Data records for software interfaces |
----------------

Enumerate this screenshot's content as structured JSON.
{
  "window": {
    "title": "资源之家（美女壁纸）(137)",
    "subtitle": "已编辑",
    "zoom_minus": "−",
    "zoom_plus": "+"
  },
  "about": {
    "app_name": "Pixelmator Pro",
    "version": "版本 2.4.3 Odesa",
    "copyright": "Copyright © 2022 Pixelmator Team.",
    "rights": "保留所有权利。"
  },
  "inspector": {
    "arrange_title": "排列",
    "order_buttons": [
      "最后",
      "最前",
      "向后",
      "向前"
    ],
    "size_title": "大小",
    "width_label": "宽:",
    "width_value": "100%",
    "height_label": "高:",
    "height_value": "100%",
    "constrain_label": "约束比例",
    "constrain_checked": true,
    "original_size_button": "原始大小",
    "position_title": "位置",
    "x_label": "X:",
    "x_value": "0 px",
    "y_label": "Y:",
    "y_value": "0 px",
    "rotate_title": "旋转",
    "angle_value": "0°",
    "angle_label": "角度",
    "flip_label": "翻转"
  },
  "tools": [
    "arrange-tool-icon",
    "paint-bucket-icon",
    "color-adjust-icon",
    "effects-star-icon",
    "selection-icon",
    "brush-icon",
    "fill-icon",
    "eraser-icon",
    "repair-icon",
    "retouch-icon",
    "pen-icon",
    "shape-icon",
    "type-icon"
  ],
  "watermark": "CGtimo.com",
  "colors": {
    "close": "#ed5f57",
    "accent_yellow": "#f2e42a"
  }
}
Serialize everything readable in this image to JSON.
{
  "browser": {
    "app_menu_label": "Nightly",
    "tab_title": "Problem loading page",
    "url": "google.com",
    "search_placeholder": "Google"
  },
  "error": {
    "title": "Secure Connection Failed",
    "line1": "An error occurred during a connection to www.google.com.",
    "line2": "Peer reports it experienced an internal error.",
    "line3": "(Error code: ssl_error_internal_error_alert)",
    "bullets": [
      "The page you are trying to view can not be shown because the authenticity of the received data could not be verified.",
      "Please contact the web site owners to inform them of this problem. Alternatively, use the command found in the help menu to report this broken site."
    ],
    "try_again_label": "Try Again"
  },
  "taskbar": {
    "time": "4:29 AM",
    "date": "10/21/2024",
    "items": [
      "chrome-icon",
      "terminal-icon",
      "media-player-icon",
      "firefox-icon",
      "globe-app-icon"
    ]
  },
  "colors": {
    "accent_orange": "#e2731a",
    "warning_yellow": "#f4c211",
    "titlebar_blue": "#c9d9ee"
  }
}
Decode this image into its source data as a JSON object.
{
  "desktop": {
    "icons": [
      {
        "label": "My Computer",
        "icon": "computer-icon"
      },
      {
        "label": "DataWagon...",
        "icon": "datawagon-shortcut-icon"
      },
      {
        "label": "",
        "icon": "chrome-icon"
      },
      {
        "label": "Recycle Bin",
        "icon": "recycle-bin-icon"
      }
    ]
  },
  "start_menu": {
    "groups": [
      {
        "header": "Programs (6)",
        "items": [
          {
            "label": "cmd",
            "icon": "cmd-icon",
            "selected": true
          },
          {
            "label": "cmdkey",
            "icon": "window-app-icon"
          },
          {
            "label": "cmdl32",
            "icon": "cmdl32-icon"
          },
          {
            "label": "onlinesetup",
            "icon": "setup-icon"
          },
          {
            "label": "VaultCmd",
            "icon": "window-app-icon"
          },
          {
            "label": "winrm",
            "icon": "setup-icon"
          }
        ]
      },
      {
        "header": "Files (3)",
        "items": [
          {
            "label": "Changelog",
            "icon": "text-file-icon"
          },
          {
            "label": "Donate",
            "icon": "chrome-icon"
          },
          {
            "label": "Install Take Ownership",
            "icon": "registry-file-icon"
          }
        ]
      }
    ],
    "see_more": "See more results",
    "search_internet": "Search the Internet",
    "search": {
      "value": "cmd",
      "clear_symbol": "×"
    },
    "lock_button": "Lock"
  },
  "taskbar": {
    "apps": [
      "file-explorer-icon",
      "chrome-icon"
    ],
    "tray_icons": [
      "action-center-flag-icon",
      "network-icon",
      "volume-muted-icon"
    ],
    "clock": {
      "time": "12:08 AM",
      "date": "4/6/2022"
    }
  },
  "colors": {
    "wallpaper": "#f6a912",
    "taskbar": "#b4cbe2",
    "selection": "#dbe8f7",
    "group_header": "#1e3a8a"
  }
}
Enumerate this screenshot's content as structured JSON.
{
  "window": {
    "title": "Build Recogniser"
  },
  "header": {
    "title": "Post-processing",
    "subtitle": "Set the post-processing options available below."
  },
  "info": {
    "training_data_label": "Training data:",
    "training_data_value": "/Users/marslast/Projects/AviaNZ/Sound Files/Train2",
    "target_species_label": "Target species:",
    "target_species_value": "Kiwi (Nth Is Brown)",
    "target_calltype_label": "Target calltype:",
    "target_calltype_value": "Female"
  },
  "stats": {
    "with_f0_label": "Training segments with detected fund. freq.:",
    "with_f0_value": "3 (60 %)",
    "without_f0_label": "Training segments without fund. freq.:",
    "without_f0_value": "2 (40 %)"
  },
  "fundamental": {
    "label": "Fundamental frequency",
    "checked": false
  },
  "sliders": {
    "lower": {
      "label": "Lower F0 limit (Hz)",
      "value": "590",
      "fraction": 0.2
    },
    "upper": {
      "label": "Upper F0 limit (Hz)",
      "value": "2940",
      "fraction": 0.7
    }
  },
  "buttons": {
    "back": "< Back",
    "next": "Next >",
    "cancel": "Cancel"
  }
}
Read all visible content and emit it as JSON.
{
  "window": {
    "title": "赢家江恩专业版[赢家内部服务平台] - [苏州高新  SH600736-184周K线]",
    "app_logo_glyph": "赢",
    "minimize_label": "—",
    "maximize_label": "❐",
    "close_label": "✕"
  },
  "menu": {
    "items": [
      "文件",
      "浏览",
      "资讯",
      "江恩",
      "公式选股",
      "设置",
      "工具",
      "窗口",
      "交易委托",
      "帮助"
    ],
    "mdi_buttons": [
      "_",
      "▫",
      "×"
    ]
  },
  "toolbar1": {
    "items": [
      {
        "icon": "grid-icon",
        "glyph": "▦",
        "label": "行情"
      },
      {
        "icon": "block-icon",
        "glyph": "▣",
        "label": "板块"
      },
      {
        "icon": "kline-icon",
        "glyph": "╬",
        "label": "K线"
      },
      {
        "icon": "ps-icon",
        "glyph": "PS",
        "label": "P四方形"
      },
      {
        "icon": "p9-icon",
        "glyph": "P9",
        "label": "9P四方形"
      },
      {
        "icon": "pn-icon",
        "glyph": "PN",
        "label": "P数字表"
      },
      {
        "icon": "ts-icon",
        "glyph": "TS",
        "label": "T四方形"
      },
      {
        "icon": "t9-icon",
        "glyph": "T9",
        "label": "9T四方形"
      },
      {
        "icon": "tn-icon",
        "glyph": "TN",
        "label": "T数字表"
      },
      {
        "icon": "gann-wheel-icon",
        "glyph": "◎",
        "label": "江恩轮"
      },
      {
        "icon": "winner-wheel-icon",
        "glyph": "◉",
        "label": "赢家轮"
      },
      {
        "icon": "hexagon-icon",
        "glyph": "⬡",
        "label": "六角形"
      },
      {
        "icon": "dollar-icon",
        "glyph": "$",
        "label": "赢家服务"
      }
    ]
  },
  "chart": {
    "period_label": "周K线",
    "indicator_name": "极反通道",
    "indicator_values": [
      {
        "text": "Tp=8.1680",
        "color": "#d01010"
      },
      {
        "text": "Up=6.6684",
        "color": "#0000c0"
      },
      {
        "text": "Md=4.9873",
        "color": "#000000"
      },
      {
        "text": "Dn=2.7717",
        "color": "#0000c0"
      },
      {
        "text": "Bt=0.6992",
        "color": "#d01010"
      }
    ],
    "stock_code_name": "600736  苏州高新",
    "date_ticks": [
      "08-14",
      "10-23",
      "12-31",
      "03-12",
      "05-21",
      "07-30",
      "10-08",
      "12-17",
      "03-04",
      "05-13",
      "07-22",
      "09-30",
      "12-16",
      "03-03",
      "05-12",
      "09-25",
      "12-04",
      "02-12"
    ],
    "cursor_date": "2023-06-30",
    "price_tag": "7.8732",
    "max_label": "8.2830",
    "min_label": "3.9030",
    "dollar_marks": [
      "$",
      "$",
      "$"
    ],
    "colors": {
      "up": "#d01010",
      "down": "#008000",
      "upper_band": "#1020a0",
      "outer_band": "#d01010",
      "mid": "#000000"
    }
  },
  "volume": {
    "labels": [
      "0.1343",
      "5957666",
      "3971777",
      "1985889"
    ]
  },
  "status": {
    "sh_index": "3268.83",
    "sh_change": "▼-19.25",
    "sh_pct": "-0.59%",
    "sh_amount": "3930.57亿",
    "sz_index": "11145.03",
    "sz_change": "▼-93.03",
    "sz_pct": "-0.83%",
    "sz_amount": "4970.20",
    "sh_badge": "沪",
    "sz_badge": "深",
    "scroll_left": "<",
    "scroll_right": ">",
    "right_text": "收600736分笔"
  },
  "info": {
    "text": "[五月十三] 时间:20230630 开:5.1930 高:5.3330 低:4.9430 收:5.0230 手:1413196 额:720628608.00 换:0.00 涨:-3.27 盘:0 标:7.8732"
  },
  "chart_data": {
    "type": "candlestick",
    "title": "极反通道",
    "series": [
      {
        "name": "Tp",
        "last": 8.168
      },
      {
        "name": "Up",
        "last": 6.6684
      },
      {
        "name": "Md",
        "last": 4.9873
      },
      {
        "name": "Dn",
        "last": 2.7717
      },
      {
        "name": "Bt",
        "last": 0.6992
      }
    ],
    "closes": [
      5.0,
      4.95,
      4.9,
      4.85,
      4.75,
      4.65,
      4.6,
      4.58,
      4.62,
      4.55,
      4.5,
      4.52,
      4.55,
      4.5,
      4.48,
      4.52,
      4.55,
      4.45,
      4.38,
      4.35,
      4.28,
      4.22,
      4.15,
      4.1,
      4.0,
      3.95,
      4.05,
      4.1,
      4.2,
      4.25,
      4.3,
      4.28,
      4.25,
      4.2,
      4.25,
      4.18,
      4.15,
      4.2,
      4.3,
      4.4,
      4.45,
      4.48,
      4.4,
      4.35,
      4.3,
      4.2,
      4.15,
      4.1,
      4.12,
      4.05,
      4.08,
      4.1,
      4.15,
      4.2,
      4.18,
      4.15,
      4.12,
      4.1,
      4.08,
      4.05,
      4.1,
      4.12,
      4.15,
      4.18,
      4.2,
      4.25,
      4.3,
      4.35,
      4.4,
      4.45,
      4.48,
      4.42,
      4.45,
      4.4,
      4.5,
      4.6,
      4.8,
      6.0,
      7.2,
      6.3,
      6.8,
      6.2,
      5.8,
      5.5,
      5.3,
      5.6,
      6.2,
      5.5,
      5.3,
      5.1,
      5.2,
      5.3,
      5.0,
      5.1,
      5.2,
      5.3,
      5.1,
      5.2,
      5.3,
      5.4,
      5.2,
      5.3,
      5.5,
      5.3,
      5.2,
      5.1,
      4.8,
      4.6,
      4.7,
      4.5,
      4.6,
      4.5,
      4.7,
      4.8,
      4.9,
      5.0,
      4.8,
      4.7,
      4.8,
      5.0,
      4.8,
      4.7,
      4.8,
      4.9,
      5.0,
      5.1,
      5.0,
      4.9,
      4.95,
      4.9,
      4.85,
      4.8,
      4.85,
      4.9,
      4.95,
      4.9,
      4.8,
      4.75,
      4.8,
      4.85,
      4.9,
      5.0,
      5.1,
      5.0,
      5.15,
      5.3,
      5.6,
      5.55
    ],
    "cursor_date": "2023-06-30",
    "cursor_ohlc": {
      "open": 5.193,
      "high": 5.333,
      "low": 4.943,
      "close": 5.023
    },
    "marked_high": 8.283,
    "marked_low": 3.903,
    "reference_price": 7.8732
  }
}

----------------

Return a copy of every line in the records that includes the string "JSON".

YOUR RESPONSE |
Enumerate this screenshot's content as structured JSON.
Serialize everything readable in this image to JSON.
Decode this image into its source data as a JSON object.
Enumerate this screenshot's content as structured JSON.
Read all visible content and emit it as JSON.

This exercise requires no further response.